The trip down was of course very speedy. I worked in some more rice shots and a car and a workshop that seem to be used equally often. 

Total distance: 14.5km
Lowest point: 60m
Highest point: 320m

17 October 2010

Pink river

On Friday night my husband and I did what the world should do when they want hamburgers: we cycled the 8km to our neighbouring city’s Moss Burger to collect some dinner.

On Saturday I thought about tackling the hill again, but made my way out in the direction of Hijikawa instead. Not owning a car here means that there are just so many places I haven’t seen. But nevermind the places, I haven’t seen the way there either.

While still in Ikazaki I ran into a fellow photographer acquaintance who pointed out where some cosmos flower viewing was happening. The old ladies there freaked out about the supposedly beautiful being (美人)that had arrived in their midst. Seriously? In my cycle gear? Anyway, I also ran into some kids I’d recently taught. I could remember which school* they were from even if they weren’t sure who I was because the one has the most adorable freckles (obviously not very common in Japan). I’d noticed her at school thinking “you’re freckly like me!”

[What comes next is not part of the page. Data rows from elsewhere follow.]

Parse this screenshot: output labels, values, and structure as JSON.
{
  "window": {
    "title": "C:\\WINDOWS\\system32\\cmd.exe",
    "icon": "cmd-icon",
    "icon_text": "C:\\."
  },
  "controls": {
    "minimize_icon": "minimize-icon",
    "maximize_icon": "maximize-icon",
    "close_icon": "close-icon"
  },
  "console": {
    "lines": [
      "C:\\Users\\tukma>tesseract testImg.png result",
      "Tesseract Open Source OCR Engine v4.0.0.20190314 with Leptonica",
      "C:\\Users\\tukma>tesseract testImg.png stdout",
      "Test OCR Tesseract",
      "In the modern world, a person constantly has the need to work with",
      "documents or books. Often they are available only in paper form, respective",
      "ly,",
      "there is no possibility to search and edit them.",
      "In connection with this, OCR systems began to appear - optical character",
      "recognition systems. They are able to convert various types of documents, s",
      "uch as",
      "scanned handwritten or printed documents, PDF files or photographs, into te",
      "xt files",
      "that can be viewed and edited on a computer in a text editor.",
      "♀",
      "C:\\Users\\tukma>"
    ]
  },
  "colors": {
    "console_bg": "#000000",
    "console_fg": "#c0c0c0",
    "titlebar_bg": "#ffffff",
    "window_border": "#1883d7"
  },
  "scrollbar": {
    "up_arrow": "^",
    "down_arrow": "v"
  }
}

I stayed off the main route on the opposite side of the river and at one point I went off track up a hill for a bit. I passed some more elementary schoolers and their father walking their dog and I heard the sisters debating whether or not I was “Amy sensei”. After I trundled past I turned and pointed out that I was, in fact, her friend. I’m waiting to hear about when they report this encounter to her.

I made my way back down to the main route, dropped into the first part of Hijikawa, and took the main route back. I passed some wood I had to photograph. I just love me some modular things. I noticed that I’d seen the logging part of the yard from the other road.

Back in Ikazaki the sun was setting and the river was pink.

*Between me and our other ALT we cover ten elementary schools. Also we spend most of our time at junior high. Remembering details about elementary schoolers is hard!

07 October 2010

A rice obsession

My work-at-home-on-a-PhD husband had his daily need for some fresh air, so I took the opportunity to get some close-up shots of the to-be and the already harvested rice. Methods seem to vary, but usually the rice is cut down, hung up to dry, and then processed further later on.

06 October 2010

The hill kills me

On my second trip I decided to rush what I thought to be a doable hill in the neighbouring village of Ikazaki, also part of the greater Uchiko town. After some late afternoon sights—I was attempting this after work—I started to head up. Let’s just say I had some great clipping in and out of my pedals practice and that one must remember that walking is exercise too.

Once the sunshine had left me and even the town announcements seemed a million miles away I discovered more roads towards the top of the hill than I was quite prepared for. After some up and down struggles and indecision I decided to head down the way I had come—and not the other side of the hill as I had planned—because I wasn’t convinced that I wanted to meet an inoshishi in the dark. Can you clip out of your pedals in time to avoid an unfortunate collision with a wild boar? There’s a bad question to be asking yourself as you’re listening to the rustling in the undergrowth.

I’d like to go back up and check out the farmland there—during daylight hours. I managed to make it to the white roofs one can see on the map before turning back.

View Uchiko, Ehime, Japan in a larger map